VAN SUSTEREN: The news of the day, of course, is President Obama wants to extend the Bush tax cuts to those who make under $250,000 a year. Vice President Biden is in Missouri campaigning. He said that the GOP is deliberately hurting the economy. Your response to the vice-president and also to the new --
HATCH: You know what's going to hurt the economy? If we go to what the "Washington Post" called tax-amaggedon. I think guess it was the "Wall Street Journal." If we go to that it will be the highest tax increase in the history of this country and it will hit just about everybody.
VAN SUSTEREN: President Obama said he did 18 tax cuts for people. He threw out the number of the tax cuts since he's been president. Is he cutting taxes for Americans?
HATCH: Anybody who believes that hasn't looked at the record. And $500 billion in tax increases alone in the Obama care bill. Their whole goal is to get more money so they can spend more money and claim they're doing a lot of good for the American people as they run us into bankruptcy.
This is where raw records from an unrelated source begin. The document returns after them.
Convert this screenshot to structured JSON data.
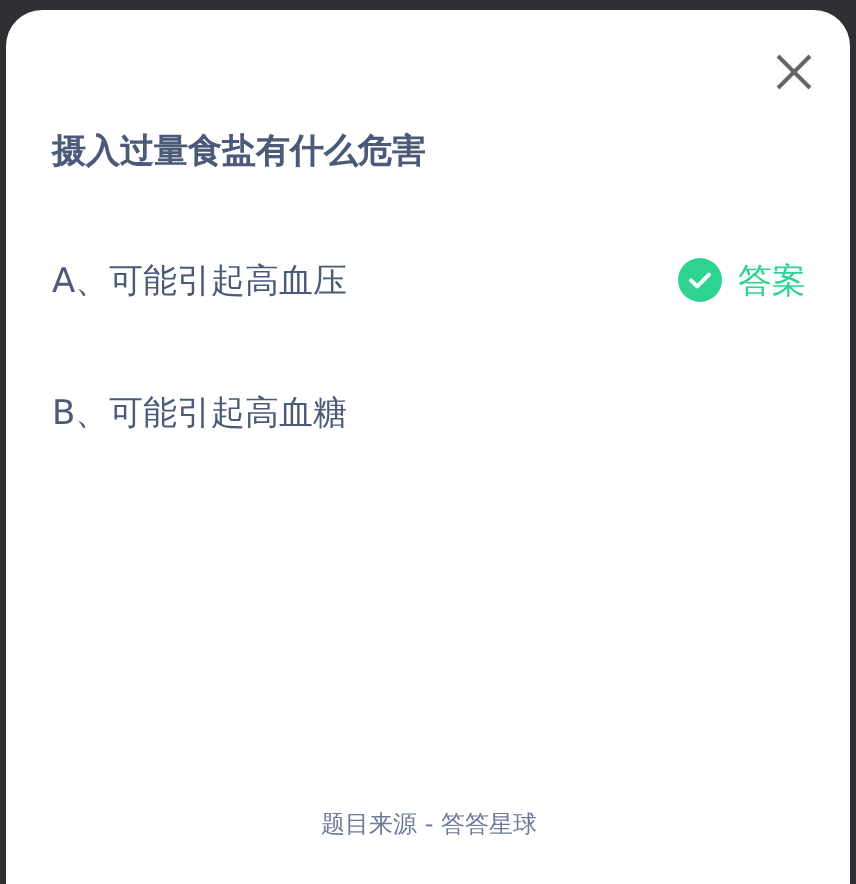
{
  "question": "摄入过量食盐有什么危害",
  "options": [
    {
      "text": "A、可能引起高血压",
      "correct": true
    },
    {
      "text": "B、可能引起高血糖",
      "correct": false
    }
  ],
  "answer_label": "答案",
  "source": "题目来源 - 答答星球"
}
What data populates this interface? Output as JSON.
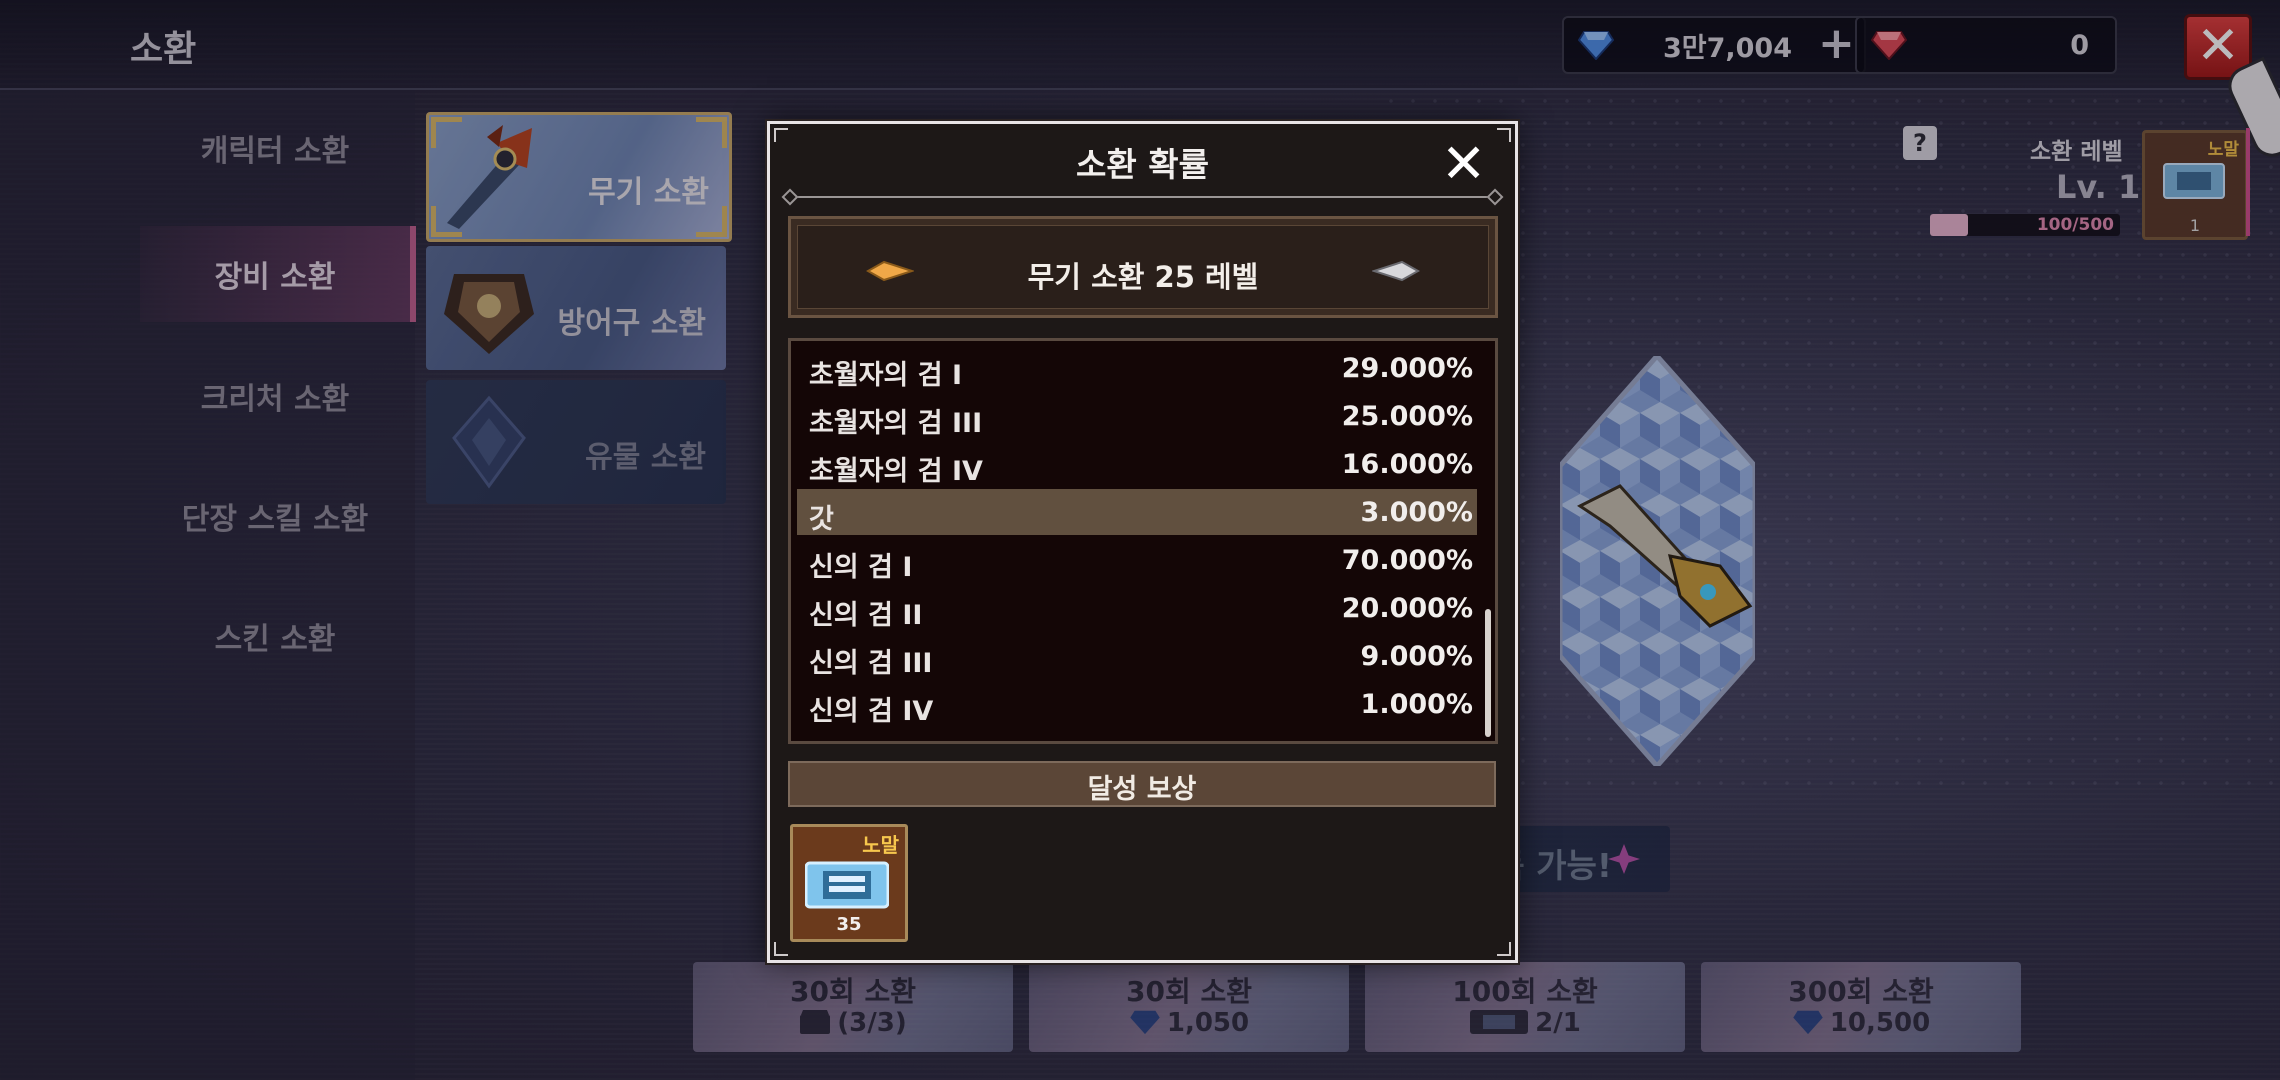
{
  "header": {
    "title": "소환",
    "blue_gems": "3만7,004",
    "red_gems": "0"
  },
  "sidebar": {
    "items": [
      {
        "label": "캐릭터 소환"
      },
      {
        "label": "장비 소환"
      },
      {
        "label": "크리처 소환"
      },
      {
        "label": "단장 스킬 소환"
      },
      {
        "label": "스킨 소환"
      }
    ]
  },
  "subtabs": [
    {
      "label": "무기 소환"
    },
    {
      "label": "방어구 소환"
    },
    {
      "label": "유물 소환"
    }
  ],
  "summon_level": {
    "label": "소환 레벨",
    "value": "Lv. 1",
    "progress_text": "100/500",
    "progress": 0.2,
    "card_grade": "노말",
    "card_count": "1"
  },
  "notice": "노말 ~ 갓 등급의 무기 획득 가능!",
  "summon_buttons": [
    {
      "title": "30회 소환",
      "cost": "(3/3)"
    },
    {
      "title": "30회 소환",
      "cost": "1,050"
    },
    {
      "title": "100회 소환",
      "cost": "2/1"
    },
    {
      "title": "300회 소환",
      "cost": "10,500"
    }
  ],
  "modal": {
    "title": "소환 확률",
    "level_title": "무기 소환 25 레벨",
    "probabilities": [
      {
        "name": "초월자의 검 I",
        "pct": "29.000%"
      },
      {
        "name": "초월자의 검 III",
        "pct": "25.000%"
      },
      {
        "name": "초월자의 검 IV",
        "pct": "16.000%"
      },
      {
        "name": "갓",
        "pct": "3.000%"
      },
      {
        "name": "신의 검 I",
        "pct": "70.000%"
      },
      {
        "name": "신의 검 II",
        "pct": "20.000%"
      },
      {
        "name": "신의 검 III",
        "pct": "9.000%"
      },
      {
        "name": "신의 검 IV",
        "pct": "1.000%"
      }
    ],
    "reward_title": "달성 보상",
    "reward_grade": "노말",
    "reward_count": "35"
  },
  "colors": {
    "accent_pink": "#c0608f",
    "gold": "#d9b869",
    "close_red": "#d03030",
    "highlight_row": "#61503f"
  }
}
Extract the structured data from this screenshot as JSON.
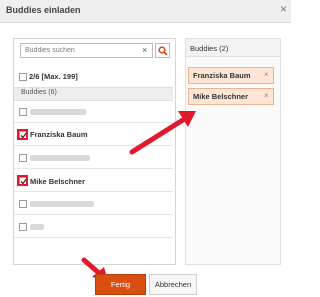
{
  "dialog": {
    "title": "Buddies einladen",
    "close_glyph": "×"
  },
  "search": {
    "placeholder": "Buddies suchen",
    "value": "",
    "clear_glyph": "×"
  },
  "selection": {
    "count_label": "2/6 [Max. 199]"
  },
  "buddies_section": {
    "label": "Buddies (6)"
  },
  "buddies": [
    {
      "name": "",
      "checked": false,
      "blurred": true
    },
    {
      "name": "Franziska Baum",
      "checked": true,
      "blurred": false
    },
    {
      "name": "",
      "checked": false,
      "blurred": true
    },
    {
      "name": "Mike Belschner",
      "checked": true,
      "blurred": false
    },
    {
      "name": "",
      "checked": false,
      "blurred": true
    },
    {
      "name": "",
      "checked": false,
      "blurred": true
    }
  ],
  "selected_panel": {
    "title": "Buddies (2)",
    "chips": [
      {
        "label": "Franziska Baum",
        "remove_glyph": "×"
      },
      {
        "label": "Mike Belschner",
        "remove_glyph": "×"
      }
    ]
  },
  "footer": {
    "done_label": "Fertig",
    "cancel_label": "Abbrechen"
  },
  "colors": {
    "accent": "#d94f12",
    "highlight_red": "#e0192d",
    "chip_bg": "#fde6d6"
  },
  "icons": {
    "search": "search-icon",
    "close": "close-icon",
    "check": "check-icon",
    "arrow": "red-arrow"
  }
}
I just found out today, and I knew it was so, that we're now -- that our national debt is 103 percent of the GDP. Think about that, 103 percent of the GDP. Spain, which is in real trouble, is like, what, less than 70 percent of GDP. That tells you something.
VAN SUSTEREN: You know, I'm curious. We expect a very busy lame duck activity here on Capitol Hill after the election. There are issues having to do with the Bush tax cuts, the extension. There's the question about the debt ceiling, whether that's going to be raised because we're pushed up against it. Why not do this now? Why not all the Republicans and Democrats start working on this right now before the election? They have six months to get ahead of the game. Instead, everyone is waiting until after the election.
HATCH: The Republicans I think are willing to do that. They're not willing to go with the largest tax increase in history.
VAN SUSTEREN: Just start talking about it. Let's start moving the ball forward.
HATCH: I think we should. We've actually said, look, let's put this over for a year during which we really concentrate all of the efforts of the Congress on reforming this awful tax code and getting things under control. I think that makes sense, and I think at least six Democrats now seem to be saying that makes sense. And I think there will be more than six as time goes on.